→ **PROMPT**
Could you output each line below precisely as it stands, without the images?
*** INFORMATION ***
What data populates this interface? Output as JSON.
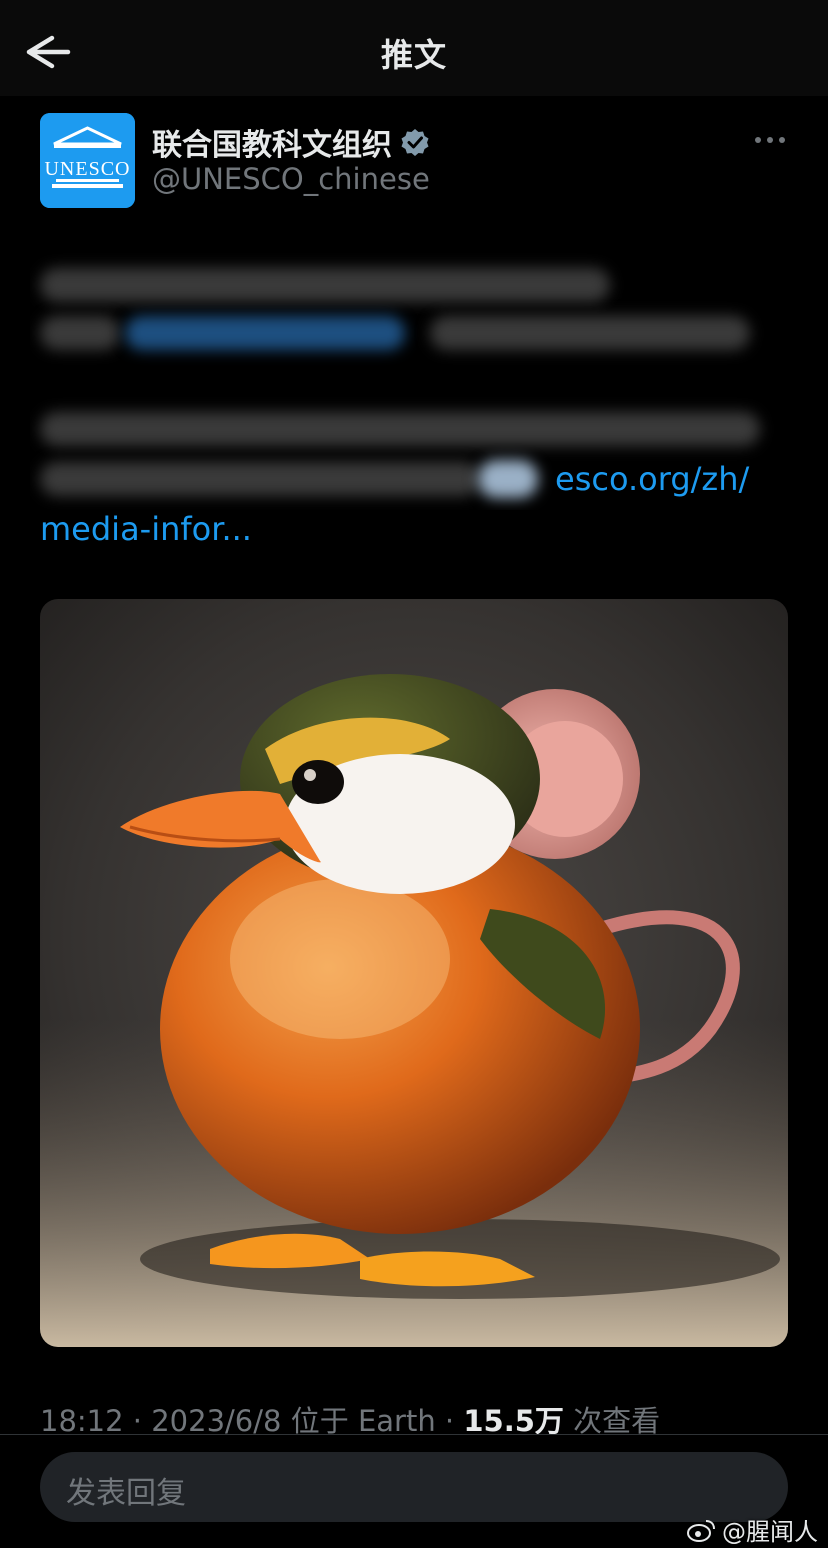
{
  "header": {
    "title": "推文"
  },
  "author": {
    "avatar_text": "UNESCO",
    "display_name": "联合国教科文组织",
    "handle": "@UNESCO_chinese"
  },
  "tweet": {
    "link_line1": "esco.org/zh/",
    "link_line2": "media-infor..."
  },
  "meta": {
    "time": "18:12",
    "date": "2023/6/8",
    "location_prefix": "位于",
    "location": "Earth",
    "views": "15.5万",
    "views_suffix": "次查看"
  },
  "reply": {
    "placeholder": "发表回复"
  },
  "watermark": {
    "text": "@腥闻人"
  },
  "colors": {
    "accent": "#1d9bf0",
    "muted": "#71767b",
    "text": "#e7e9ea"
  },
  "icons": [
    "back-arrow-icon",
    "verified-badge-icon",
    "more-icon",
    "weibo-icon"
  ]
}
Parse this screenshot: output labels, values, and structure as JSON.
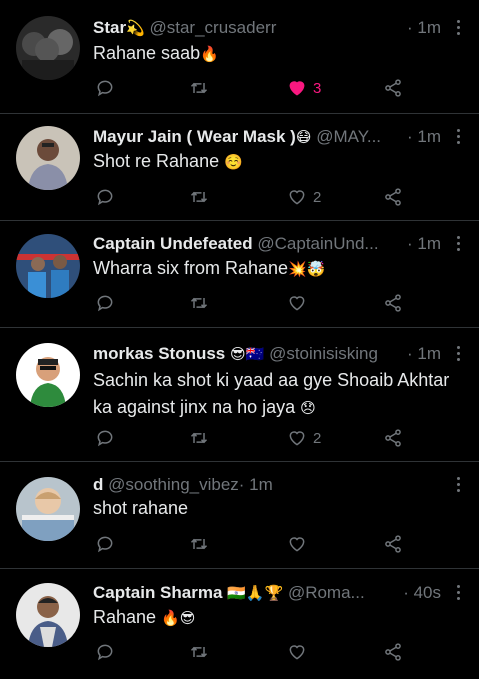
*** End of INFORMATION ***
→ **SOLUTION TO THIS PROBLEM**
What data populates this interface? Output as JSON.
{
  "header": {
    "title": "推文"
  },
  "author": {
    "avatar_text": "UNESCO",
    "display_name": "联合国教科文组织",
    "handle": "@UNESCO_chinese"
  },
  "tweet": {
    "link_line1": "esco.org/zh/",
    "link_line2": "media-infor..."
  },
  "meta": {
    "time": "18:12",
    "date": "2023/6/8",
    "location_prefix": "位于",
    "location": "Earth",
    "views": "15.5万",
    "views_suffix": "次查看"
  },
  "reply": {
    "placeholder": "发表回复"
  },
  "watermark": {
    "text": "@腥闻人"
  },
  "colors": {
    "accent": "#1d9bf0",
    "muted": "#71767b",
    "text": "#e7e9ea"
  },
  "icons": [
    "back-arrow-icon",
    "verified-badge-icon",
    "more-icon",
    "weibo-icon"
  ]
}
Parse this screenshot: output labels, values, and structure as JSON.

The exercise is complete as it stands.